Harmanjit Singh said...

Girish: Yes, the sense of longevity, depth, trust and honesty (the pillars of a healthy community life) is more in smaller towns for various reasons. You may want to read Gerog Simmel's essay:

http://www.altruists.org/f792

Harmanjit Singh said...

Suraj: Agree with you. In the post-peak-oil scenario, Cities might leech more and more of the resources of their surrounding areas. Power will drive who gets the scarce resources.

We are in for tough times.

Harmanjit Singh said...

Shalender: I agree with you that employment is the biggest factor why people move to big cities. I hope in the knowledge economy, communication technology will be able to disperse the workforce in wider circles rather than concentrate them in urban complexes. But it is a distant dream. :-)

Harmanjit Singh said...

Sriram: (1) is very insightful. But a lot of big-city networking is required if one is to get a steady stream of work in a small city. That might not be bad idea. And social networks and online communities /may/ make this networking possible through online, as compared to in-person, communication.

(2) True. Though the sense of availability of institutions (media, police, justice) might be only for the elite and the very well-connected. I think that due to community pressures, a poor person stands better chances of redressing his grievance in a small town. There are however, long-standing inequalities (caste, religion, gender) in small-town India which will only go away slowly.

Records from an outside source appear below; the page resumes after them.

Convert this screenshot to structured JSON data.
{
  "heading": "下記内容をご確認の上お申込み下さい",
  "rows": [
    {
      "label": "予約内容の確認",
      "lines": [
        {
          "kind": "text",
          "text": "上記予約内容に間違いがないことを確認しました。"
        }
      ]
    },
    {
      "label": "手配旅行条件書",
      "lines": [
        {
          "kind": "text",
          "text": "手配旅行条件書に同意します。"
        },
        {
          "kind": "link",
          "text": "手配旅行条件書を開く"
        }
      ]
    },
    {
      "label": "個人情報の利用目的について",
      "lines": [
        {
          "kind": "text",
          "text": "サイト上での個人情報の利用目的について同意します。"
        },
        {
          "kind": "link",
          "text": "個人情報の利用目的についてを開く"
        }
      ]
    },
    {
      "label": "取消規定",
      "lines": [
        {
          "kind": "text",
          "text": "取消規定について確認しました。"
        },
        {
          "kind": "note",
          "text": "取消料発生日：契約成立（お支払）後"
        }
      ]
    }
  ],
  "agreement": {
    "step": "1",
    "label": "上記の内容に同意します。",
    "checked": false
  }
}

Nat said...

Life is a Faustian bargain. And a bitch. Eventually its a question of choice - nothing lofty about one over another.

pankaj said...

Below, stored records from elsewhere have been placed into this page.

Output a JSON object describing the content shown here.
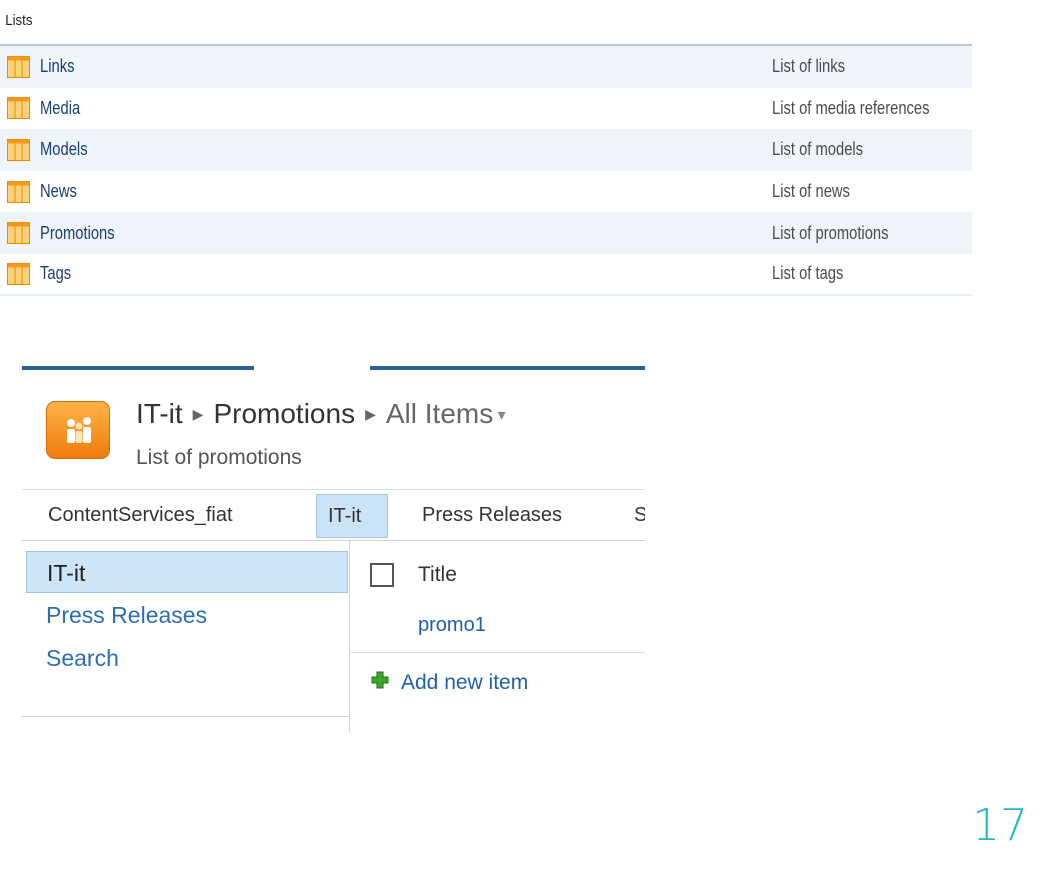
{
  "lists_panel": {
    "title": "Lists",
    "items": [
      {
        "name": "Links",
        "description": "List of links",
        "icon": "list-icon"
      },
      {
        "name": "Media",
        "description": "List of media references",
        "icon": "list-icon"
      },
      {
        "name": "Models",
        "description": "List of models",
        "icon": "list-icon"
      },
      {
        "name": "News",
        "description": "List of news",
        "icon": "list-icon"
      },
      {
        "name": "Promotions",
        "description": "List of promotions",
        "icon": "list-icon"
      },
      {
        "name": "Tags",
        "description": "List of tags",
        "icon": "list-icon"
      }
    ]
  },
  "sharepoint": {
    "breadcrumb": {
      "site": "IT-it",
      "list": "Promotions",
      "view": "All Items"
    },
    "subtitle": "List of promotions",
    "top_nav": [
      "ContentServices_fiat",
      "IT-it",
      "Press Releases",
      "S"
    ],
    "left_nav": [
      "IT-it",
      "Press Releases",
      "Search"
    ],
    "column_header": "Title",
    "items": [
      "promo1"
    ],
    "add_new_label": "Add new item"
  },
  "page_number": "17",
  "colors": {
    "accent": "#22b8c4",
    "link": "#1f5fb0",
    "icon_orange": "#f39a1e"
  }
}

nice article. i personally also prefer the quiet and slow pace of small town life. and you rightly say, that small towns tend to be conventional and archaic. this holds especially true for chandigarh, the stamp of an agressive, partiarchal and conservative punjabi culture is everywhere.

srid said...

I never lived in small towns, but I certainly appreciate the absence of pollution and noise.

Di said...

hmmm....nice article.

"There are days and weeks when my wife and me don't have any interaction except with each other." Pray why??? I thought the very idea of living in a small town/community was closeness with people and neigbors. You don't have any? I think with advent of T.V, people in villages have changed. Also having lived abroad in "wealth" I feel, that Indians are truely more "wealthy".
--> even average family has maids/servants: I come home from work and have to do all "bai" work myself which is EXHAUSTING.
--> ordinary family has nice tiled floors in the home. No allergies or crap that carpet brings in.
---> After all the hardwork, the food we eat is pathetic (junk). In india, even average family eats "better" fresher food than I do. Yes we have all the money. I buy tons of fresh veggies/fruits but indian food I miss...I find it hard to make chappatis (never learnt it); I miss the mangoes; the nariyal pani. on and on.
Bottomline: India IS RICH. People have things which are priceless. This "poverty" of mind has to be removed. It is all matter of perception!!! Happiness/inner peace/society/family etc cannot be replace by $$$ or material things.

srid said...

Di, now that you have listed a selected few benefits of living in India.. may I show you the other side: http://harmanjit.blogspot.com/2006/12/is-india-beyond-hope.html

:-)

Di said...

Sri...I am now scared....